Fueled by a strong September in which he posted an OPS of .848, De Aza's finished the season with a .281/.349/.410 batting line. While that isn't eye-popping, it is better than the average leadoff hitter – and overall hitter, for that matter. In addition, De Aza was Chicago's best offensive leadoff man since the days of Ray Durham, according to Margalus:
That De Aza is up against these kinds of seasons is a victory. He expanded the role of the White Sox leadoff hitter by piling 44 extra-base hits on top of his .349 OBP, and playing a reliable center field, which opened up the corner spots for power. He might be looking up at the Durhams, but the Pierres are beneath him, and that's progress.
De Aza has been a strong performer at the major league level for several years, but injuries have prevented him from getting any real playing time. However, in 2012, De Aza made it into 131 games and racked up 585 plate appearances. His ability to stay in the lineup is encouraging for Sox fans heading into the future:
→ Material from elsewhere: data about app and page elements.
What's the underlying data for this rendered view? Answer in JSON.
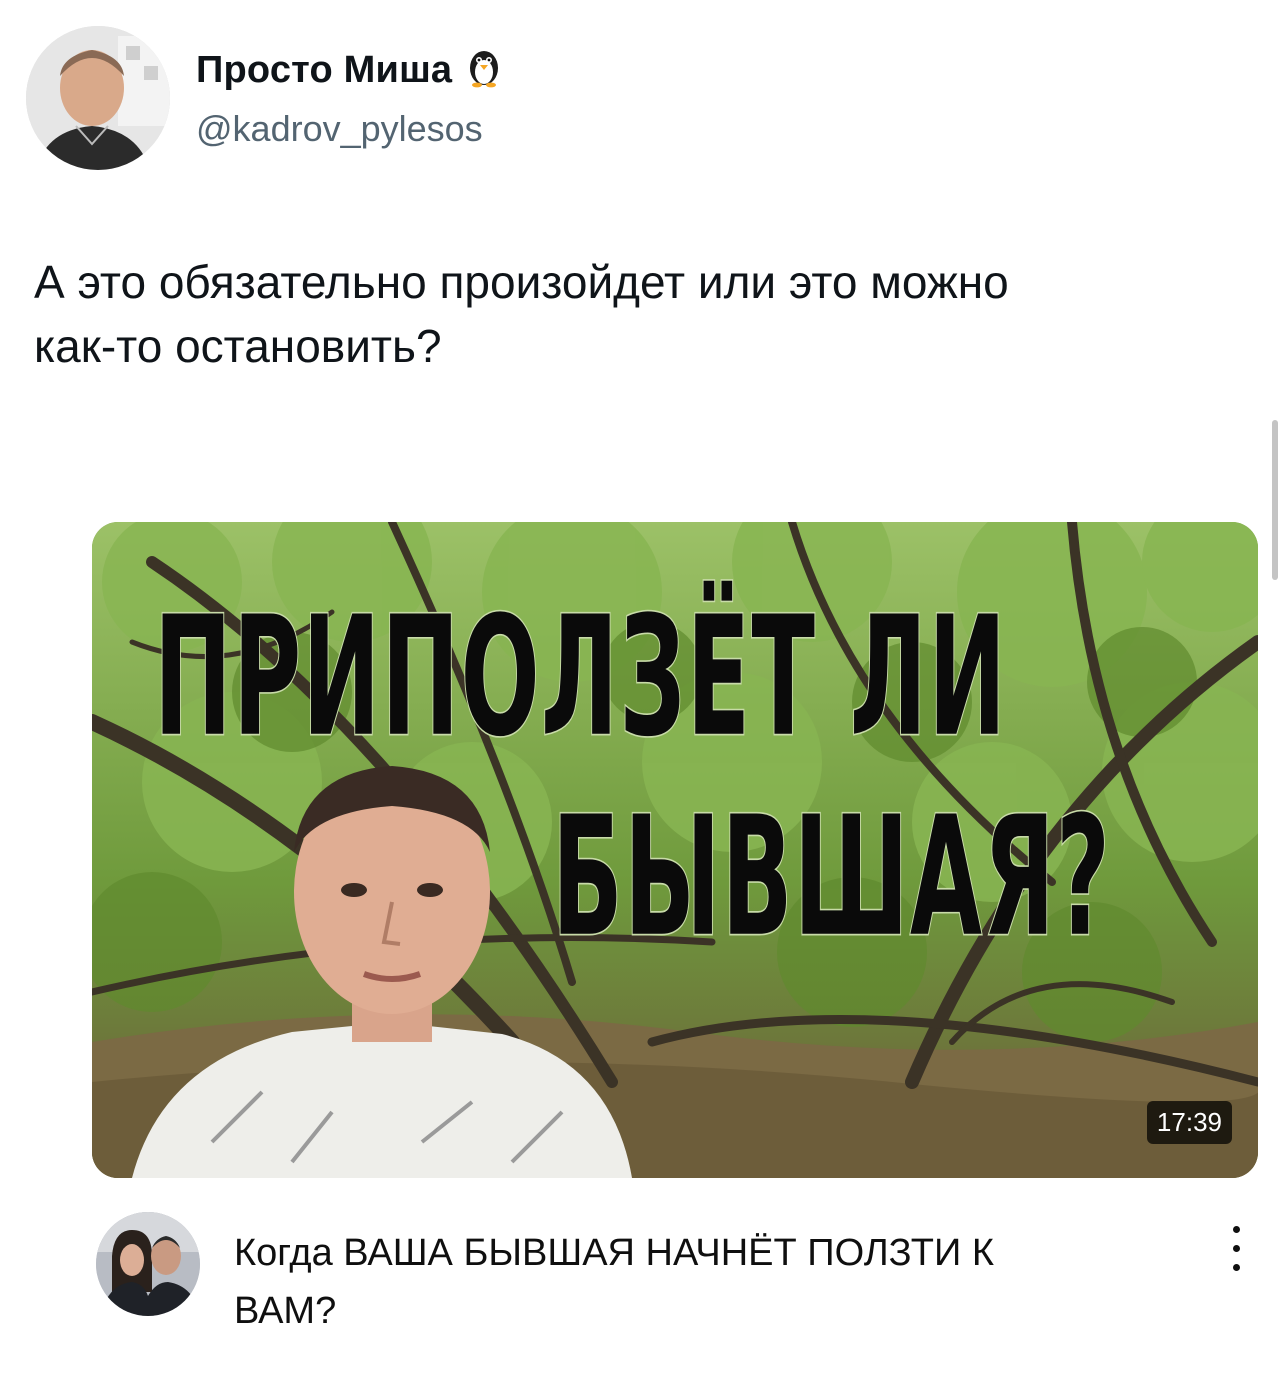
{
  "tweet": {
    "author": {
      "display_name": "Просто Миша",
      "handle": "@kadrov_pylesos",
      "badge_icon": "penguin-icon"
    },
    "text_lines": [
      "А это обязательно произойдет или это можно",
      "как-то остановить?"
    ]
  },
  "embedded_video": {
    "thumbnail": {
      "title_lines": [
        "ПРИПОЛЗЁТ ЛИ",
        "БЫВШАЯ?"
      ]
    },
    "duration": "17:39",
    "title_lines": [
      "Когда ВАША БЫВШАЯ НАЧНЁТ ПОЛЗТИ К",
      "ВАМ?"
    ],
    "menu_icon": "kebab-menu-icon"
  },
  "colors": {
    "text_primary": "#0f1419",
    "text_secondary": "#536471",
    "forest_green": "#6d8f3a"
  }
}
Now the Sox know he can both last a full season, and he can re-adjust himself after the break. Those are big steps for any career ... That's a big help to a front office and roster that will apparently undergo separate transitions. De Aza played well enough – and he was resilient enough – to allow the current and/or future GM to focus his attention and energy elsewhere.
The 28-year-old De Aza will not hit free agency until after the 2015 season, meaning he has a chance to provide solid production at a great price for several years if he's able to stay healthy.